PROBLEM REQUIREMENTS: Report every line below that has the string "Evaluatie" in it.

Records from a data collection:
★ ★ ★ ★ ★ ★ ★

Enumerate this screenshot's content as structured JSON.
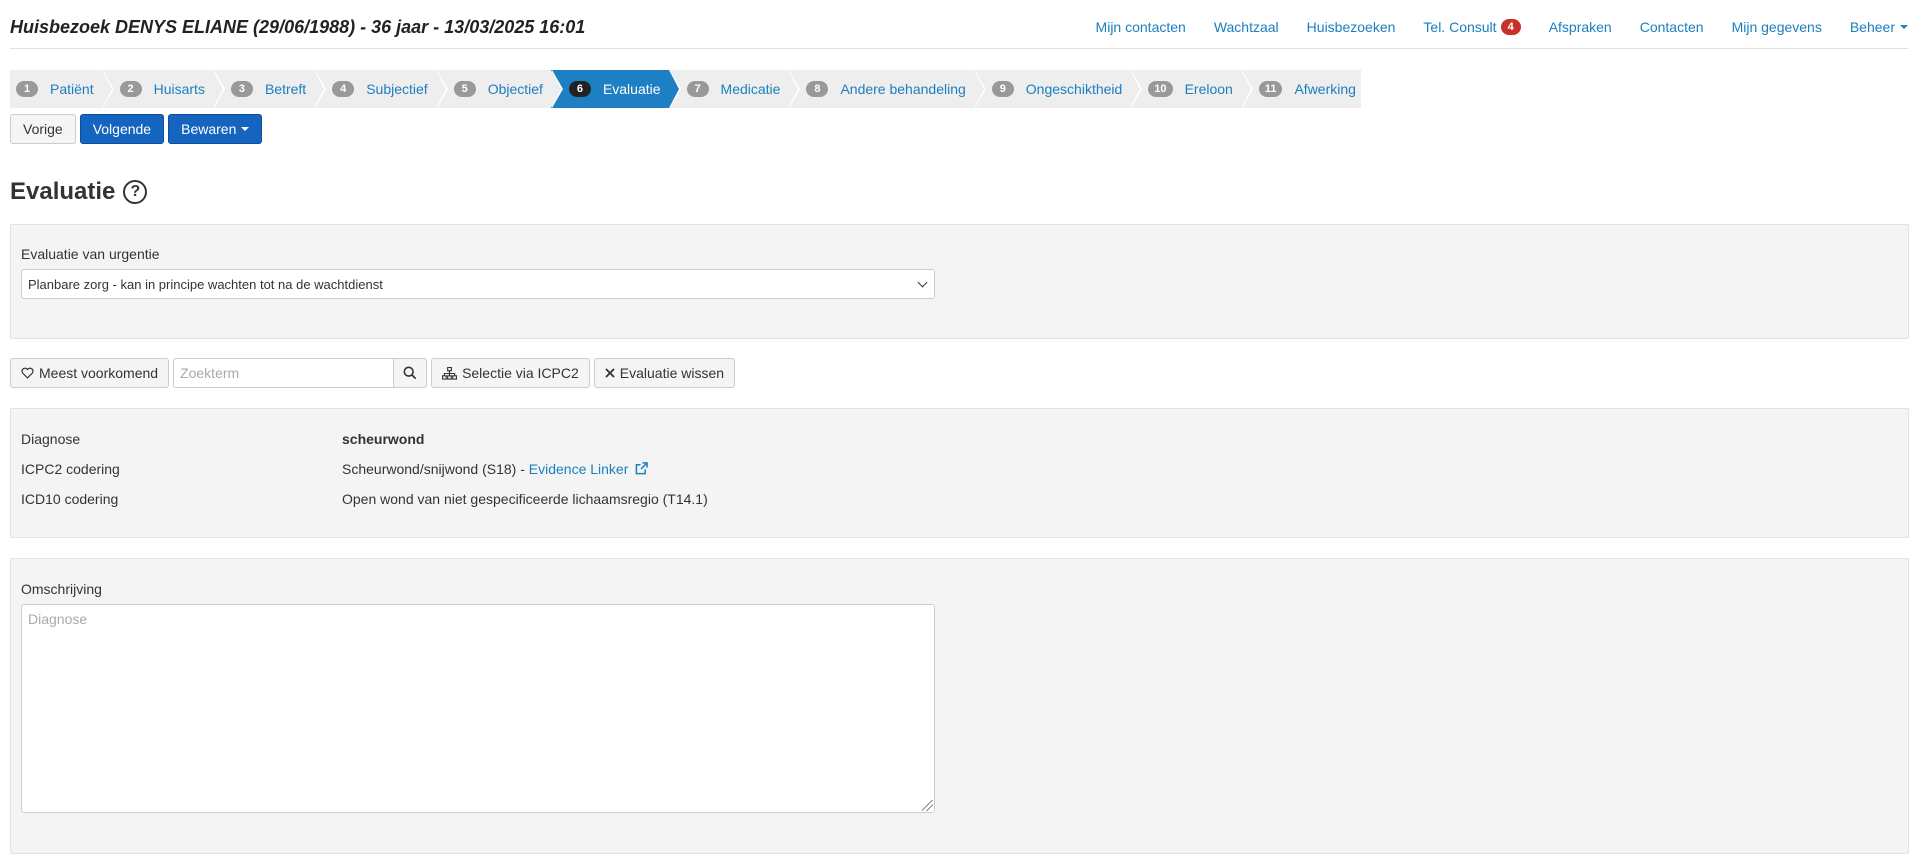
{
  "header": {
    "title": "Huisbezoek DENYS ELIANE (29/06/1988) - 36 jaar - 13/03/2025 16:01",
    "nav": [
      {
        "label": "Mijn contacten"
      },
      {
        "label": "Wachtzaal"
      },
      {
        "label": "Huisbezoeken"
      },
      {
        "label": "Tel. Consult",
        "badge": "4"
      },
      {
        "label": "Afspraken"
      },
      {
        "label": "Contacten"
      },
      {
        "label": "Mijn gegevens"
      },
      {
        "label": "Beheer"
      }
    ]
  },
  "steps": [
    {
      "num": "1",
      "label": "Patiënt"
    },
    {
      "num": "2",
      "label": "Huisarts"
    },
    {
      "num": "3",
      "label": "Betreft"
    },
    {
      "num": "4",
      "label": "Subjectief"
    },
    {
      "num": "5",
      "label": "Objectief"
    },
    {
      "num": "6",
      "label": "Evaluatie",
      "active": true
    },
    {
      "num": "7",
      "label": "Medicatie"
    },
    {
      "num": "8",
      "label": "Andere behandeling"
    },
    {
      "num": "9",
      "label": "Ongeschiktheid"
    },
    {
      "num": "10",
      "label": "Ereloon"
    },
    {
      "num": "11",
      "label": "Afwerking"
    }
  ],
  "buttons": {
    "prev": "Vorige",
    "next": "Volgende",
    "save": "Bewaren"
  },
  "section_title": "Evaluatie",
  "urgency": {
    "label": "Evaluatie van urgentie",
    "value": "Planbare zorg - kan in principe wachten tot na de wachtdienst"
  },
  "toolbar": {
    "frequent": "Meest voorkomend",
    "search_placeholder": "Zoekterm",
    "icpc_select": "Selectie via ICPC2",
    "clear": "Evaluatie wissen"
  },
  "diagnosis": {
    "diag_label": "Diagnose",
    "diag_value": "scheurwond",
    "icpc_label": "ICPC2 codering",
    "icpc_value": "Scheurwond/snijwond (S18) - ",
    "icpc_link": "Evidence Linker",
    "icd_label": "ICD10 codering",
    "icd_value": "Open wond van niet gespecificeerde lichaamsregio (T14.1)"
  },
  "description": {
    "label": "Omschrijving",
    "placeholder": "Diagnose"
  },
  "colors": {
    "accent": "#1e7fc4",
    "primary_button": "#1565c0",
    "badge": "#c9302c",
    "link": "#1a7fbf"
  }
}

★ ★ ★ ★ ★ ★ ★

RESULT OF THIS TASK:
      "label": "Evaluatie",
  "section_title": "Evaluatie",
    "label": "Evaluatie van urgentie",
    "clear": "Evaluatie wissen"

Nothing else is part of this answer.